Kohl is enthusiastic about the place of antiques in the town’s overall tourism plan. Having a generous number of antiques emporiums lends the town a certain retail gravity that makes it easier to attract other destination retailers, which in turn makes Galax more of a draw for tourists. Kohl would like to expand the downtown mix, perhaps adding gourmet foods, quilts, crafts or other specialties. Says Kohl, “Personally, I’d love to see an antique toy shop. I’d be a regular customer.”
To attract new businesses, Galax is prepared to offer qualified potential shop owners incentives based on their business plan and the city’s needs. Incentives may include utility or tax abatements and assistance with obtaining licenses and finding a location. The Crossroads Institute, a rural entrepreneurial initiative located in Galax, can help aspiring owners with market feasibility studies and a business plan.
Certainly, all this support is for naught if the merchants don’t make the tourist experience a pleasant one. Martin and Molly Warr own and operate three antiques locations in downtown Galax: the Briar Patch Mountain Marketplace (antique mall), Knob Fork Creek Antiques [http://bit.ly/AT_BHG102815h] and Farmer’s Branch Antiques and General Store (formerly the Golden Gallery of Galax, featured in my Behind the Gavel column from 2010) [http://bit.ly/AT_BHG102815j].
The Warrs’ enthusiasm for antiques is common among shop owners in Galax. Says Martin, “At the end of the day, what we want customers to say when they leave here is ‘Wow! What a great place!

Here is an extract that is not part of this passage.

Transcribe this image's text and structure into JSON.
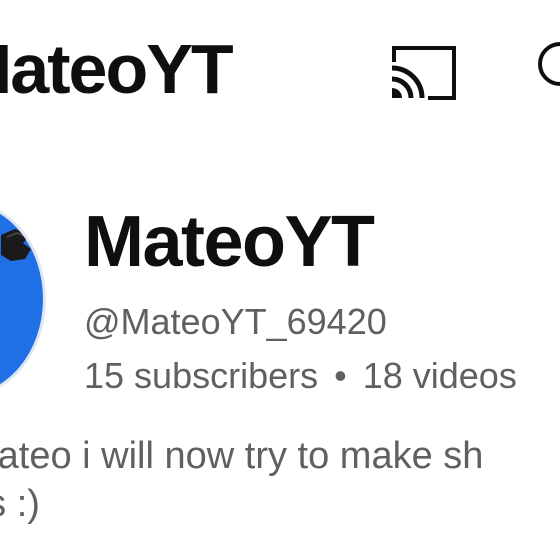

I can’t wait to visit here again!’”
The formula for successful small-town tourism seems to be adequate infrastructure: highway access with directional road signage, upscale restaurants and an ample selection of antique and complementary shops. Helpful but not critical is the availability of state tourism funding and national grant and loan programs. Absolutely essential are a committed local government and enthusiastic merchants who deliver a good customer-level experience.
American towns that languish with empty downtown storefronts would do well to consider antiques tourism as a fundamental ingredient in their tourism recipe.